The Washington Post

How the average American day has changed over the past decade

The average American sleeps 8.7 hours and watches 2.8 hours of TV each day. The ones who are employed put in an average 7.6 working hours a day.

Those are some of the findings of the Bureau of Labor Statistics’s American Time Use survey, which came out  Wednesday. There were some other interesting tidbits — workers with children spend about 4.5 hours on leisure activities daily, an hour less than their childless peers — but the portrait it paints is largely unchanged. Every year, BLS releases that rich set of data on how Americans spend time across a number of activities, sliced up in a number of different ways, but the basic takeaway is always the same: We spend most of our time working, sleeping and relaxing. (Sleep is a subcategory of “personal care activities” in the chart below.)


The average American day, 2013. (Niraj Chokshi)

So we decided to reach back a little further to see how Americans’ habits differed in 2013 from 2003, a time before the iPhone, YouTube, Twitter and what was at its launch called The Facebook. To be honest, not very much has changed.

Relatively, some changes were large. Americans who did homework or researched spent nearly 25 percent more time on those activities. Those who participated in organized religious or spiritual activities were spending 9 percent less time on that. And Americans who cared for or helped adults not in their household were spending 12 percent less time doing so in 2013 than 2003.

But in absolute terms, most of the differences were slight. The Americans doing homework or researching spent 3.1 hours a day doing so last year, up from 2.5 hours in 2003. The decline in time spent on religious or spiritual activities equates to a difference of just under 10 minutes. And the Americans caring for non-household adults spent 7.2 minutes less doing so last year from the decade before.

Here’s a look at how some selected activities have changed over the past decade:

Niraj Chokshi is a general assignment reporter for The Washington Post.

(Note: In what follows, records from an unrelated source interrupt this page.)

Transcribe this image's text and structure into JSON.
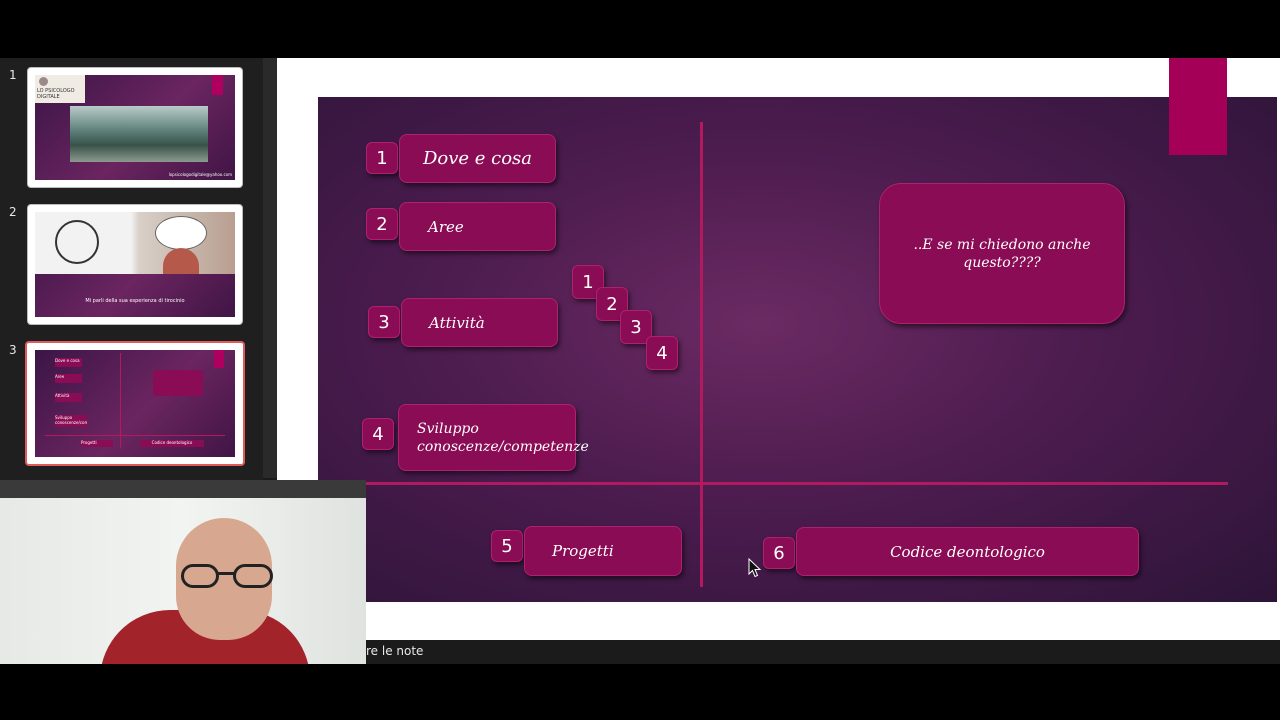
{
  "thumbnails": [
    {
      "number": "1",
      "title": "LO PSICOLOGO DIGITALE",
      "email": "lopsicologodigitale@yahoo.com"
    },
    {
      "number": "2",
      "caption": "Mi parli della sua esperienza di tirocinio"
    },
    {
      "number": "3",
      "items": [
        "Dove e cosa",
        "Aree",
        "Attività",
        "Sviluppo conoscenze/competenze",
        "Progetti",
        "Codice deontologico"
      ]
    }
  ],
  "slide": {
    "items": [
      {
        "num": "1",
        "label": "Dove e cosa"
      },
      {
        "num": "2",
        "label": "Aree"
      },
      {
        "num": "3",
        "label": "Attività"
      },
      {
        "num": "4",
        "label": "Sviluppo conoscenze/competenze"
      },
      {
        "num": "5",
        "label": "Progetti"
      },
      {
        "num": "6",
        "label": "Codice deontologico"
      }
    ],
    "steps": [
      "1",
      "2",
      "3",
      "4"
    ],
    "question": "..E se mi chiedono anche questo????"
  },
  "statusbar": {
    "notes_label": "re le note"
  },
  "colors": {
    "slide_bg": "#4c1c4f",
    "box": "#8a0c55",
    "accent": "#a50057",
    "selected_border": "#e05a5a"
  }
}
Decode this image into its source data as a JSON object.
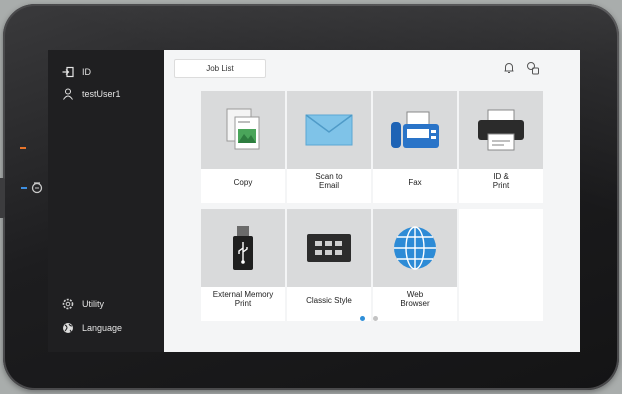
{
  "sidebar": {
    "id_label": "ID",
    "user_label": "testUser1",
    "utility_label": "Utility",
    "language_label": "Language"
  },
  "header": {
    "job_list_label": "Job List"
  },
  "tiles": [
    {
      "label": "Copy",
      "icon": "copy-icon"
    },
    {
      "label": "Scan to\nEmail",
      "icon": "envelope-icon"
    },
    {
      "label": "Fax",
      "icon": "fax-icon"
    },
    {
      "label": "ID &\nPrint",
      "icon": "printer-icon"
    },
    {
      "label": "External Memory\nPrint",
      "icon": "usb-drive-icon"
    },
    {
      "label": "Classic Style",
      "icon": "keypad-icon"
    },
    {
      "label": "Web\nBrowser",
      "icon": "globe-icon"
    }
  ],
  "pagination": {
    "pages": 2,
    "current": 1
  },
  "colors": {
    "accent": "#2f8fd8",
    "bezel": "#1d1d1f",
    "sidebar": "#1f1f21",
    "tile_bg": "#d9dadb"
  }
}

The Freddie Gray case

Please provide a valid email address.

You’re all set!

Campaign 2016 Email Updates

Please provide a valid email address.

You’re all set!

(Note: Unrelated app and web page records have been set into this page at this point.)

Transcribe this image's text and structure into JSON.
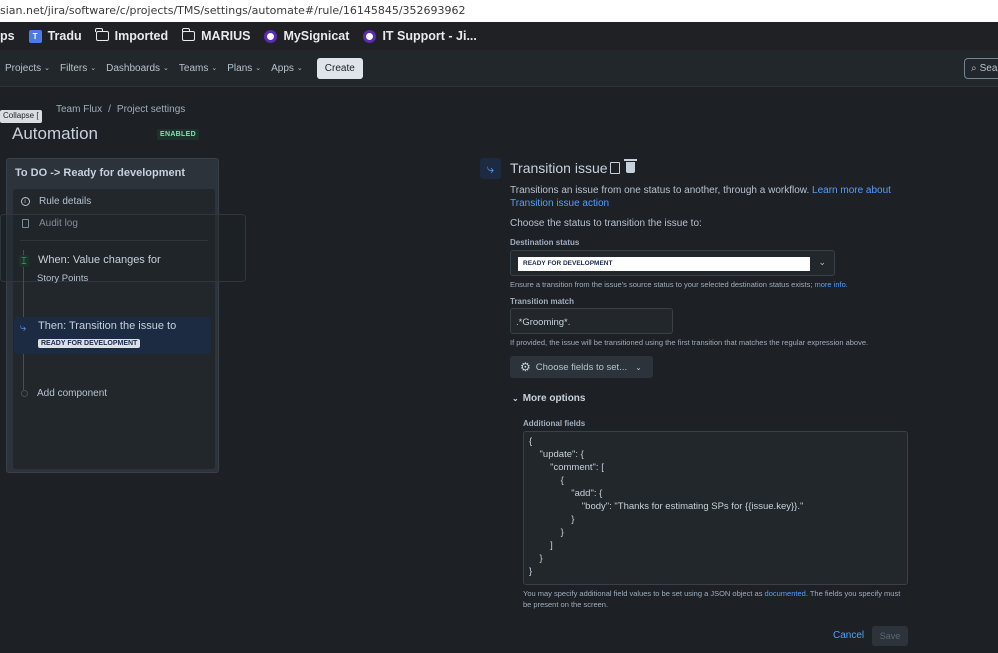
{
  "browser": {
    "url": "sian.net/jira/software/c/projects/TMS/settings/automate#/rule/16145845/352693962",
    "bookmarks": [
      {
        "label": "ps",
        "icon": "apps-icon"
      },
      {
        "label": "Tradu",
        "icon": "translate-icon"
      },
      {
        "label": "Imported",
        "icon": "folder-icon"
      },
      {
        "label": "MARIUS",
        "icon": "folder-icon"
      },
      {
        "label": "MySignicat",
        "icon": "signicat-icon"
      },
      {
        "label": "IT Support - Ji...",
        "icon": "signicat-icon"
      }
    ]
  },
  "nav": {
    "items": [
      "Projects",
      "Filters",
      "Dashboards",
      "Teams",
      "Plans",
      "Apps"
    ],
    "create_label": "Create",
    "search_placeholder": "Sea"
  },
  "breadcrumb": {
    "items": [
      "Team Flux",
      "/",
      "Project settings"
    ]
  },
  "collapse_tooltip": "Collapse  [",
  "page": {
    "title": "Automation",
    "badge": "ENABLED"
  },
  "rule": {
    "title": "To DO -> Ready for development",
    "menu": {
      "rule_details": "Rule details",
      "audit_log": "Audit log"
    },
    "trigger": {
      "label": "When: Value changes for",
      "sub": "Story Points"
    },
    "action": {
      "label": "Then: Transition the issue to",
      "status": "READY FOR DEVELOPMENT"
    },
    "add_component": "Add component"
  },
  "config": {
    "title": "Transition issue",
    "description": "Transitions an issue from one status to another, through a workflow. ",
    "learn_more": "Learn more about Transition issue action",
    "choose_status": "Choose the status to transition the issue to:",
    "dest_label": "Destination status",
    "dest_value": "READY FOR DEVELOPMENT",
    "dest_help": "Ensure a transition from the issue's source status to your selected destination status exists; ",
    "more_info": "more info.",
    "match_label": "Transition match",
    "match_value": ".*Grooming*.",
    "match_help": "If provided, the issue will be transitioned using the first transition that matches the regular expression above.",
    "fields_button": "Choose fields to set...",
    "more_options": "More options",
    "additional_label": "Additional fields",
    "json_text": "{\n    \"update\": {\n        \"comment\": [\n            {\n                \"add\": {\n                    \"body\": \"Thanks for estimating SPs for {{issue.key}}.\"\n                }\n            }\n        ]\n    }\n}",
    "additional_help_1": "You may specify additional field values to be set using a JSON object as ",
    "documented": "documented",
    "additional_help_2": ". The fields you specify must be present on the screen.",
    "cancel_label": "Cancel",
    "save_label": "Save"
  }
}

Get Zika news by email

Please provide a valid email address.

You’re all set!
Comments
Show Comments
Republicans debated Saturday night. The South Carolina GOP primary and the Nevada Democratic caucuses are next on Feb. 20. Get caught up on the race.
The Post's Dan Balz says...
Rarely has the division between Trump and party elites been more apparent. Trump trashed one of the most revered families in Republican politics and made a bet that standing his ground is better than backing down. Drawing boos from the audience, Trump did not flinch. But whether he will be punished or rewarded by voters was the unanswerable question.
GOP candidates react to Justice Scalia's death
Quoted
I don't know how he knows what I said on Univision because he doesn't speak Spanish.
Sen. Marco Rubio, attacking Sen. Ted Cruz in Saturday night's very heated GOP debate in South Carolina. Soon after, Cruz went on a tirade in Spanish.
The Fix asks The State's political reporter where the most important region of the state is.
The State's Andy Shain says he could talk about Charleston, which represents a little bit of everything the state has to offer from evangelicals to libertarians, and where Ted Cruz is raising more money than anywhere else. In a twist, Marco Rubio is drawing strong financial support from more socially conservative Upstate. That said, Donald Trump is bursting all the conventional wisdom in the state. So maybe the better answer to this question is, "Wherever Trump is."
Past South Carolina GOP primary winners
South Carolina polling averages
Donald Trump leads in the first state in the South to vote, where he faces rivals Ted Cruz and Marco Rubio.
South Carolina polling averages
The S.C. Democratic primary is Feb. 27. Clinton has a significant lead in the state, whose primary falls one week after the party's Nevada caucuses.
62% 33%
The complicated upcoming voting schedule
Feb. 20

Democrats caucus in Nevada; Republicans hold a primary in South Carolina.

Feb. 23

Republicans caucus in Nevada.

Feb. 27

Democrats hold a primary in South Carolina.

Upcoming debates
Feb 25: GOP debate

on CNN, in Houston, Texas

March 3: GOP debate

on Fox News, in Detroit, Mich.

March 6: Democratic debate

on CNN, in Flint, Mich.

Campaign 2016
Where the race stands

To keep reading, please enter your email address.

You’ll also receive from The Washington Post:
  • A free 6-week digital subscription
  • Our daily newsletter in your inbox

Please enter a valid email address

I have read and agree to the Terms of Service and Privacy Policy.

Please indicate agreement.

Thank you.

Check your inbox. We’ve sent an email explaining how to set up an account and activate your free digital subscription.